*** Data for review Section Begins ***

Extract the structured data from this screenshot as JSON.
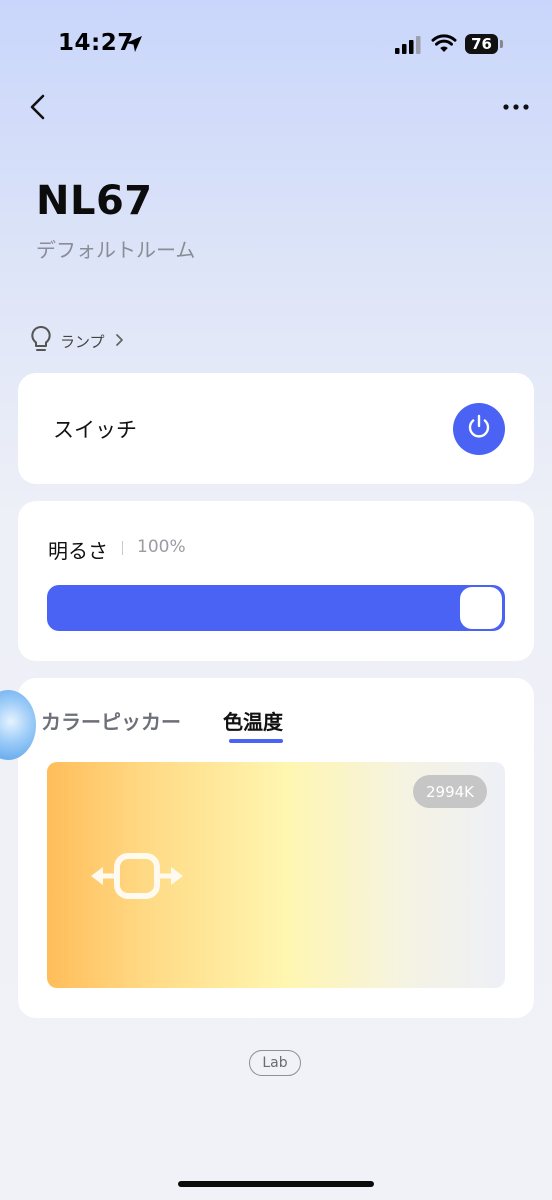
{
  "status_bar": {
    "time": "14:27",
    "battery": "76"
  },
  "header": {
    "title": "NL67",
    "room": "デフォルトルーム"
  },
  "device_type": {
    "label": "ランプ",
    "icon": "bulb-icon"
  },
  "switch": {
    "label": "スイッチ",
    "state": "on",
    "icon": "power-icon"
  },
  "brightness": {
    "label": "明るさ",
    "value_text": "100%",
    "value": 100
  },
  "color": {
    "tabs": [
      {
        "label": "カラーピッカー",
        "active": false
      },
      {
        "label": "色温度",
        "active": true
      }
    ],
    "temperature": "2994K"
  },
  "footer": {
    "lab_label": "Lab"
  },
  "colors": {
    "accent": "#4a63f5",
    "warm": "#ffbd5a",
    "neutral": "#eef0f7"
  }
}
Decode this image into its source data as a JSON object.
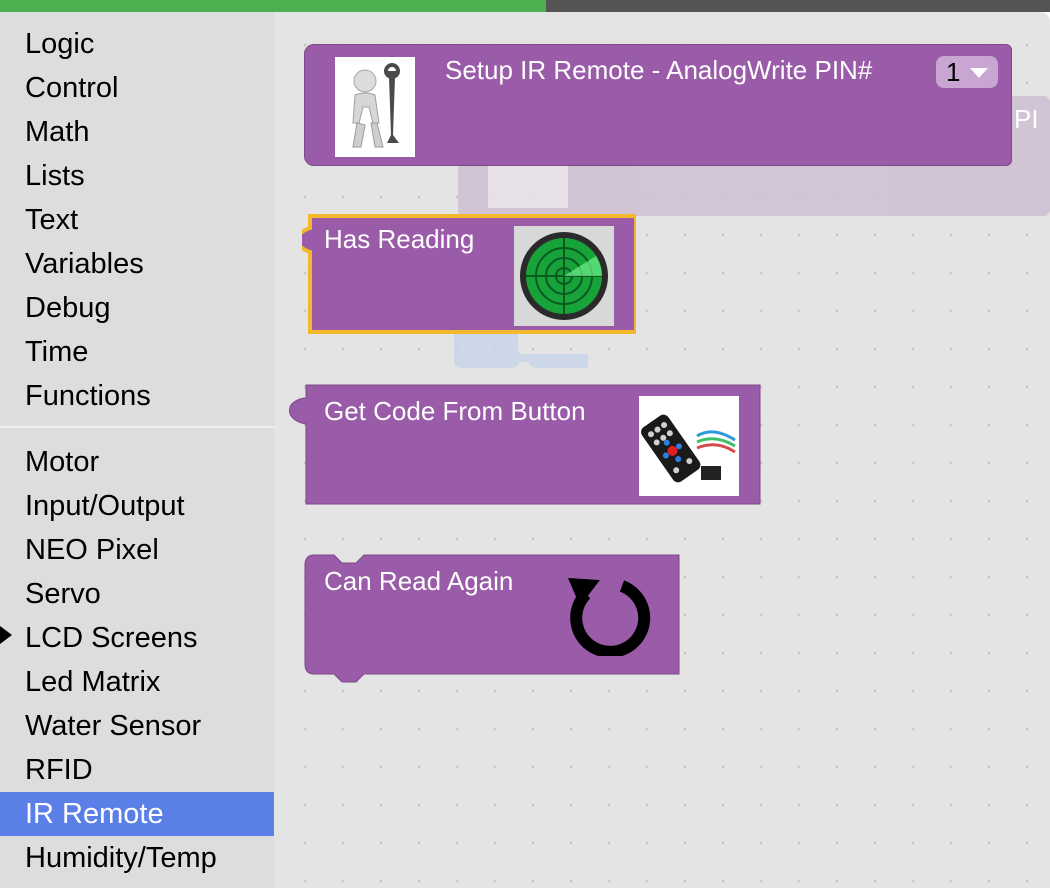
{
  "progress_fraction": 0.52,
  "toolbox": {
    "categories": [
      "Logic",
      "Control",
      "Math",
      "Lists",
      "Text",
      "Variables",
      "Debug",
      "Time",
      "Functions"
    ],
    "categories_2": [
      "Motor",
      "Input/Output",
      "NEO Pixel",
      "Servo",
      "LCD Screens",
      "Led Matrix",
      "Water Sensor",
      "RFID",
      "IR Remote",
      "Humidity/Temp"
    ],
    "selected": "IR Remote",
    "expandable_marker_on": "LCD Screens"
  },
  "blocks": {
    "setup": {
      "label": "Setup IR Remote - AnalogWrite PIN#",
      "pin_value": "1",
      "image_icon": "mechanic-with-wrench-image"
    },
    "ghost_setup": {
      "label_fragment": "PI"
    },
    "has_reading": {
      "label": "Has Reading",
      "image_icon": "radar-image"
    },
    "get_code": {
      "label": "Get Code From Button",
      "image_icon": "ir-remote-kit-image"
    },
    "read_again": {
      "label": "Can Read Again",
      "image_icon": "reset-arrow-icon"
    }
  },
  "colors": {
    "block_purple": "#9a5ba8",
    "selected_block_outline": "#f3b82b",
    "toolbox_selected": "#5a80e8",
    "progress_green": "#4caf50"
  }
}
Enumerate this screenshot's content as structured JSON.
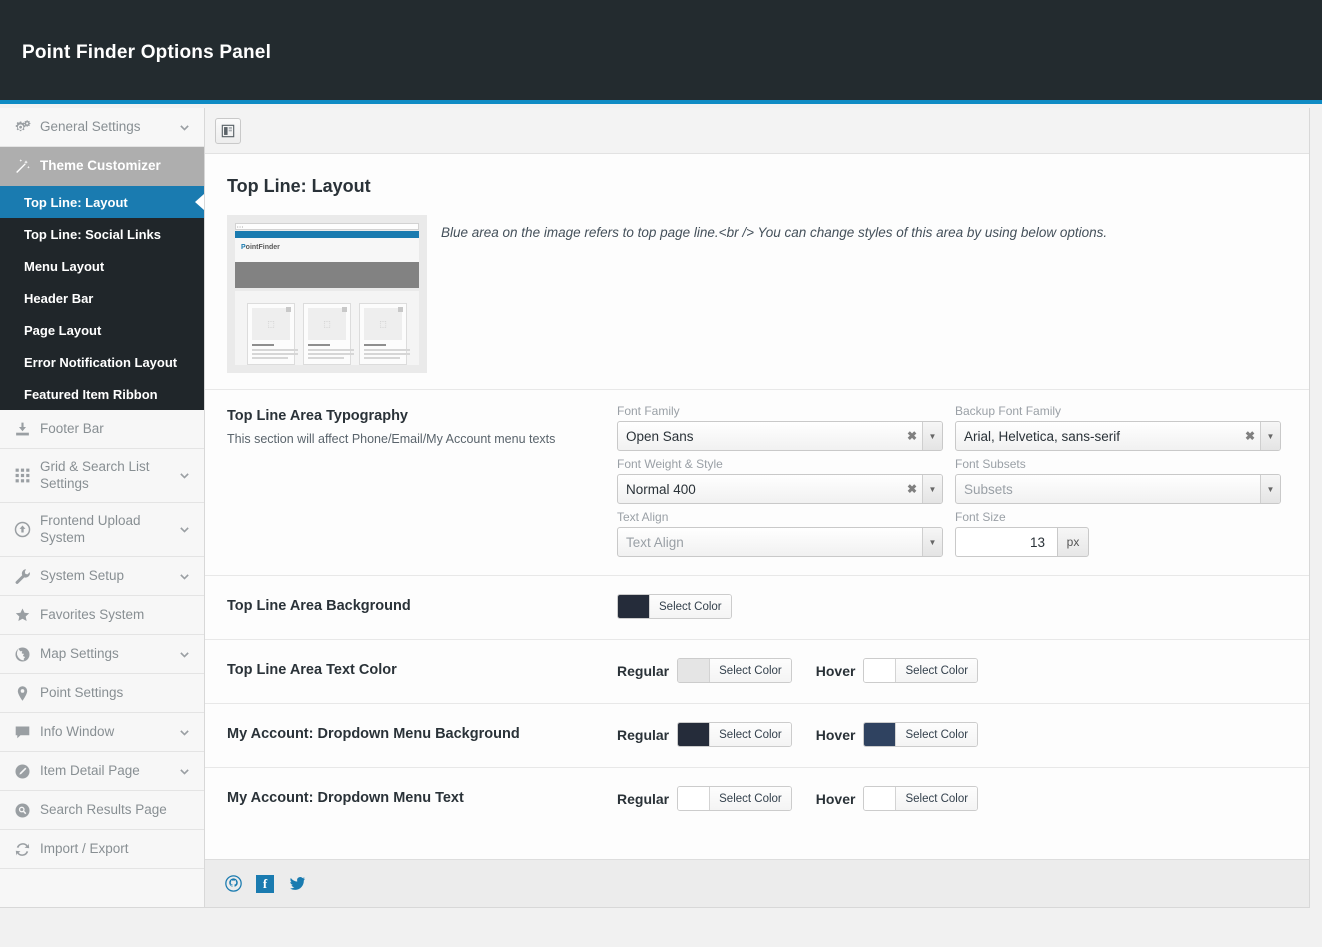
{
  "header": {
    "title": "Point Finder Options Panel"
  },
  "sidebar": {
    "top_groups": [
      {
        "label": "General Settings",
        "icon": "gears-icon",
        "caret": true
      }
    ],
    "active_parent": {
      "label": "Theme Customizer",
      "icon": "magic-wand-icon"
    },
    "subitems": [
      {
        "label": "Top Line: Layout",
        "selected": true
      },
      {
        "label": "Top Line: Social Links",
        "selected": false
      },
      {
        "label": "Menu Layout",
        "selected": false
      },
      {
        "label": "Header Bar",
        "selected": false
      },
      {
        "label": "Page Layout",
        "selected": false
      },
      {
        "label": "Error Notification Layout",
        "selected": false
      },
      {
        "label": "Featured Item Ribbon",
        "selected": false
      }
    ],
    "bottom_groups": [
      {
        "label": "Footer Bar",
        "icon": "download-icon",
        "caret": false,
        "tall": false
      },
      {
        "label": "Grid & Search List Settings",
        "icon": "grid-icon",
        "caret": true,
        "tall": true
      },
      {
        "label": "Frontend Upload System",
        "icon": "upload-circle-icon",
        "caret": true,
        "tall": true
      },
      {
        "label": "System Setup",
        "icon": "wrench-icon",
        "caret": true,
        "tall": false
      },
      {
        "label": "Favorites System",
        "icon": "star-icon",
        "caret": false,
        "tall": false
      },
      {
        "label": "Map Settings",
        "icon": "globe-icon",
        "caret": true,
        "tall": false
      },
      {
        "label": "Point Settings",
        "icon": "map-pin-icon",
        "caret": false,
        "tall": false
      },
      {
        "label": "Info Window",
        "icon": "speech-bubble-icon",
        "caret": true,
        "tall": false
      },
      {
        "label": "Item Detail Page",
        "icon": "pencil-circle-icon",
        "caret": true,
        "tall": false
      },
      {
        "label": "Search Results Page",
        "icon": "search-circle-icon",
        "caret": false,
        "tall": false
      },
      {
        "label": "Import / Export",
        "icon": "sync-icon",
        "caret": false,
        "tall": false
      }
    ]
  },
  "toolbar": {
    "expand_icon": "panel-layout-icon"
  },
  "page": {
    "section_title": "Top Line: Layout",
    "info_text": "Blue area on the image refers to top page line.<br /> You can change styles of this area by using below options.",
    "preview_logo_first": "P",
    "preview_logo_rest": "ointFinder"
  },
  "typography": {
    "title": "Top Line Area Typography",
    "subtitle": "This section will affect Phone/Email/My Account menu texts",
    "fields": [
      {
        "label": "Font Family",
        "value": "Open Sans",
        "placeholder": false,
        "clearable": true
      },
      {
        "label": "Backup Font Family",
        "value": "Arial, Helvetica, sans-serif",
        "placeholder": false,
        "clearable": true
      },
      {
        "label": "Font Weight & Style",
        "value": "Normal 400",
        "placeholder": false,
        "clearable": true
      },
      {
        "label": "Font Subsets",
        "value": "Subsets",
        "placeholder": true,
        "clearable": false
      },
      {
        "label": "Text Align",
        "value": "Text Align",
        "placeholder": true,
        "clearable": false
      }
    ],
    "font_size": {
      "label": "Font Size",
      "value": "13",
      "unit": "px"
    }
  },
  "color_rows": [
    {
      "title": "Top Line Area Background",
      "states": [
        {
          "state_label": "",
          "swatch": "#252c3a",
          "button_label": "Select Color"
        }
      ]
    },
    {
      "title": "Top Line Area Text Color",
      "states": [
        {
          "state_label": "Regular",
          "swatch": "#e5e5e5",
          "button_label": "Select Color"
        },
        {
          "state_label": "Hover",
          "swatch": "#ffffff",
          "button_label": "Select Color"
        }
      ]
    },
    {
      "title": "My Account: Dropdown Menu Background",
      "states": [
        {
          "state_label": "Regular",
          "swatch": "#252c3a",
          "button_label": "Select Color"
        },
        {
          "state_label": "Hover",
          "swatch": "#2f4260",
          "button_label": "Select Color"
        }
      ]
    },
    {
      "title": "My Account: Dropdown Menu Text",
      "states": [
        {
          "state_label": "Regular",
          "swatch": "#ffffff",
          "button_label": "Select Color"
        },
        {
          "state_label": "Hover",
          "swatch": "#ffffff",
          "button_label": "Select Color"
        }
      ]
    }
  ],
  "footer": {
    "socials": [
      {
        "name": "github-icon"
      },
      {
        "name": "facebook-icon",
        "glyph": "f"
      },
      {
        "name": "twitter-icon"
      }
    ]
  },
  "colors": {
    "accent": "#0f8bc4",
    "active_nav": "#1a7bb0",
    "header_bg": "#232b2f",
    "subnav_bg": "#20262a"
  }
}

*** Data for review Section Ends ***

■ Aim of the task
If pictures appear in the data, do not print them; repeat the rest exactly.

■ Exercise response
Extract the structured data from this screenshot as JSON.
{
  "status_bar": {
    "time": "14:27",
    "battery": "76"
  },
  "header": {
    "title": "NL67",
    "room": "デフォルトルーム"
  },
  "device_type": {
    "label": "ランプ",
    "icon": "bulb-icon"
  },
  "switch": {
    "label": "スイッチ",
    "state": "on",
    "icon": "power-icon"
  },
  "brightness": {
    "label": "明るさ",
    "value_text": "100%",
    "value": 100
  },
  "color": {
    "tabs": [
      {
        "label": "カラーピッカー",
        "active": false
      },
      {
        "label": "色温度",
        "active": true
      }
    ],
    "temperature": "2994K"
  },
  "footer": {
    "lab_label": "Lab"
  },
  "colors": {
    "accent": "#4a63f5",
    "warm": "#ffbd5a",
    "neutral": "#eef0f7"
  }
}
Decode this image into its source data as a JSON object.
{
  "progress_fraction": 0.52,
  "toolbox": {
    "categories": [
      "Logic",
      "Control",
      "Math",
      "Lists",
      "Text",
      "Variables",
      "Debug",
      "Time",
      "Functions"
    ],
    "categories_2": [
      "Motor",
      "Input/Output",
      "NEO Pixel",
      "Servo",
      "LCD Screens",
      "Led Matrix",
      "Water Sensor",
      "RFID",
      "IR Remote",
      "Humidity/Temp"
    ],
    "selected": "IR Remote",
    "expandable_marker_on": "LCD Screens"
  },
  "blocks": {
    "setup": {
      "label": "Setup IR Remote - AnalogWrite PIN#",
      "pin_value": "1",
      "image_icon": "mechanic-with-wrench-image"
    },
    "ghost_setup": {
      "label_fragment": "PI"
    },
    "has_reading": {
      "label": "Has Reading",
      "image_icon": "radar-image"
    },
    "get_code": {
      "label": "Get Code From Button",
      "image_icon": "ir-remote-kit-image"
    },
    "read_again": {
      "label": "Can Read Again",
      "image_icon": "reset-arrow-icon"
    }
  },
  "colors": {
    "block_purple": "#9a5ba8",
    "selected_block_outline": "#f3b82b",
    "toolbox_selected": "#5a80e8",
    "progress_green": "#4caf50"
  }
}
Enumerate this screenshot's content as structured JSON.
{
  "header": {
    "title": "Point Finder Options Panel"
  },
  "sidebar": {
    "top_groups": [
      {
        "label": "General Settings",
        "icon": "gears-icon",
        "caret": true
      }
    ],
    "active_parent": {
      "label": "Theme Customizer",
      "icon": "magic-wand-icon"
    },
    "subitems": [
      {
        "label": "Top Line: Layout",
        "selected": true
      },
      {
        "label": "Top Line: Social Links",
        "selected": false
      },
      {
        "label": "Menu Layout",
        "selected": false
      },
      {
        "label": "Header Bar",
        "selected": false
      },
      {
        "label": "Page Layout",
        "selected": false
      },
      {
        "label": "Error Notification Layout",
        "selected": false
      },
      {
        "label": "Featured Item Ribbon",
        "selected": false
      }
    ],
    "bottom_groups": [
      {
        "label": "Footer Bar",
        "icon": "download-icon",
        "caret": false,
        "tall": false
      },
      {
        "label": "Grid & Search List Settings",
        "icon": "grid-icon",
        "caret": true,
        "tall": true
      },
      {
        "label": "Frontend Upload System",
        "icon": "upload-circle-icon",
        "caret": true,
        "tall": true
      },
      {
        "label": "System Setup",
        "icon": "wrench-icon",
        "caret": true,
        "tall": false
      },
      {
        "label": "Favorites System",
        "icon": "star-icon",
        "caret": false,
        "tall": false
      },
      {
        "label": "Map Settings",
        "icon": "globe-icon",
        "caret": true,
        "tall": false
      },
      {
        "label": "Point Settings",
        "icon": "map-pin-icon",
        "caret": false,
        "tall": false
      },
      {
        "label": "Info Window",
        "icon": "speech-bubble-icon",
        "caret": true,
        "tall": false
      },
      {
        "label": "Item Detail Page",
        "icon": "pencil-circle-icon",
        "caret": true,
        "tall": false
      },
      {
        "label": "Search Results Page",
        "icon": "search-circle-icon",
        "caret": false,
        "tall": false
      },
      {
        "label": "Import / Export",
        "icon": "sync-icon",
        "caret": false,
        "tall": false
      }
    ]
  },
  "toolbar": {
    "expand_icon": "panel-layout-icon"
  },
  "page": {
    "section_title": "Top Line: Layout",
    "info_text": "Blue area on the image refers to top page line.<br /> You can change styles of this area by using below options.",
    "preview_logo_first": "P",
    "preview_logo_rest": "ointFinder"
  },
  "typography": {
    "title": "Top Line Area Typography",
    "subtitle": "This section will affect Phone/Email/My Account menu texts",
    "fields": [
      {
        "label": "Font Family",
        "value": "Open Sans",
        "placeholder": false,
        "clearable": true
      },
      {
        "label": "Backup Font Family",
        "value": "Arial, Helvetica, sans-serif",
        "placeholder": false,
        "clearable": true
      },
      {
        "label": "Font Weight & Style",
        "value": "Normal 400",
        "placeholder": false,
        "clearable": true
      },
      {
        "label": "Font Subsets",
        "value": "Subsets",
        "placeholder": true,
        "clearable": false
      },
      {
        "label": "Text Align",
        "value": "Text Align",
        "placeholder": true,
        "clearable": false
      }
    ],
    "font_size": {
      "label": "Font Size",
      "value": "13",
      "unit": "px"
    }
  },
  "color_rows": [
    {
      "title": "Top Line Area Background",
      "states": [
        {
          "state_label": "",
          "swatch": "#252c3a",
          "button_label": "Select Color"
        }
      ]
    },
    {
      "title": "Top Line Area Text Color",
      "states": [
        {
          "state_label": "Regular",
          "swatch": "#e5e5e5",
          "button_label": "Select Color"
        },
        {
          "state_label": "Hover",
          "swatch": "#ffffff",
          "button_label": "Select Color"
        }
      ]
    },
    {
      "title": "My Account: Dropdown Menu Background",
      "states": [
        {
          "state_label": "Regular",
          "swatch": "#252c3a",
          "button_label": "Select Color"
        },
        {
          "state_label": "Hover",
          "swatch": "#2f4260",
          "button_label": "Select Color"
        }
      ]
    },
    {
      "title": "My Account: Dropdown Menu Text",
      "states": [
        {
          "state_label": "Regular",
          "swatch": "#ffffff",
          "button_label": "Select Color"
        },
        {
          "state_label": "Hover",
          "swatch": "#ffffff",
          "button_label": "Select Color"
        }
      ]
    }
  ],
  "footer": {
    "socials": [
      {
        "name": "github-icon"
      },
      {
        "name": "facebook-icon",
        "glyph": "f"
      },
      {
        "name": "twitter-icon"
      }
    ]
  },
  "colors": {
    "accent": "#0f8bc4",
    "active_nav": "#1a7bb0",
    "header_bg": "#232b2f",
    "subnav_bg": "#20262a"
  }
}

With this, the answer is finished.